### SUPPLIED MATERIAL
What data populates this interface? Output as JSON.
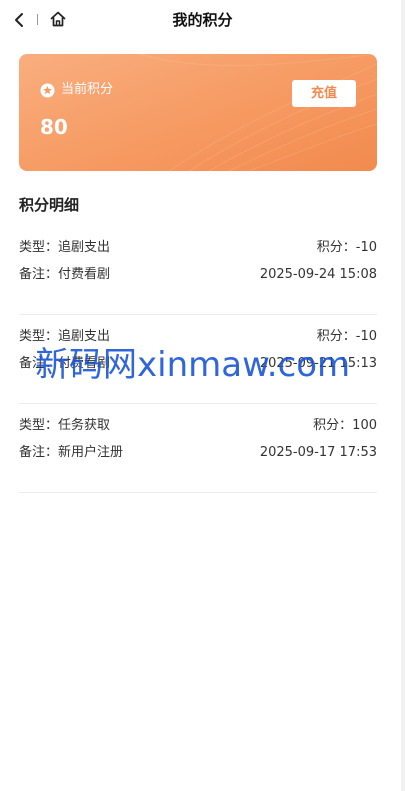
{
  "header": {
    "title": "我的积分"
  },
  "points_card": {
    "label": "当前积分",
    "value": "80",
    "recharge_label": "充值",
    "colors": {
      "gradient_start": "#f9ae7f",
      "gradient_end": "#f28a4d",
      "button_text": "#f08a4d"
    }
  },
  "details": {
    "title": "积分明细",
    "records": [
      {
        "type_label": "类型：",
        "type_value": "追剧支出",
        "points_label": "积分：",
        "points_value": "-10",
        "note_label": "备注：",
        "note_value": "付费看剧",
        "time": "2025-09-24 15:08"
      },
      {
        "type_label": "类型：",
        "type_value": "追剧支出",
        "points_label": "积分：",
        "points_value": "-10",
        "note_label": "备注：",
        "note_value": "付费看剧",
        "time": "2025-09-21 15:13"
      },
      {
        "type_label": "类型：",
        "type_value": "任务获取",
        "points_label": "积分：",
        "points_value": "100",
        "note_label": "备注：",
        "note_value": "新用户注册",
        "time": "2025-09-17 17:53"
      }
    ]
  },
  "watermark": {
    "text": "新码网xinmaw.com",
    "color": "#1a56d8"
  },
  "icons": {
    "back": "chevron-left-icon",
    "home": "home-icon",
    "star": "star-circle-icon"
  }
}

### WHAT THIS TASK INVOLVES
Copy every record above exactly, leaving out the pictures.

### REPLY
What data populates this interface? Output as JSON.
{
  "header": {
    "title": "我的积分"
  },
  "points_card": {
    "label": "当前积分",
    "value": "80",
    "recharge_label": "充值",
    "colors": {
      "gradient_start": "#f9ae7f",
      "gradient_end": "#f28a4d",
      "button_text": "#f08a4d"
    }
  },
  "details": {
    "title": "积分明细",
    "records": [
      {
        "type_label": "类型：",
        "type_value": "追剧支出",
        "points_label": "积分：",
        "points_value": "-10",
        "note_label": "备注：",
        "note_value": "付费看剧",
        "time": "2025-09-24 15:08"
      },
      {
        "type_label": "类型：",
        "type_value": "追剧支出",
        "points_label": "积分：",
        "points_value": "-10",
        "note_label": "备注：",
        "note_value": "付费看剧",
        "time": "2025-09-21 15:13"
      },
      {
        "type_label": "类型：",
        "type_value": "任务获取",
        "points_label": "积分：",
        "points_value": "100",
        "note_label": "备注：",
        "note_value": "新用户注册",
        "time": "2025-09-17 17:53"
      }
    ]
  },
  "watermark": {
    "text": "新码网xinmaw.com",
    "color": "#1a56d8"
  },
  "icons": {
    "back": "chevron-left-icon",
    "home": "home-icon",
    "star": "star-circle-icon"
  }
}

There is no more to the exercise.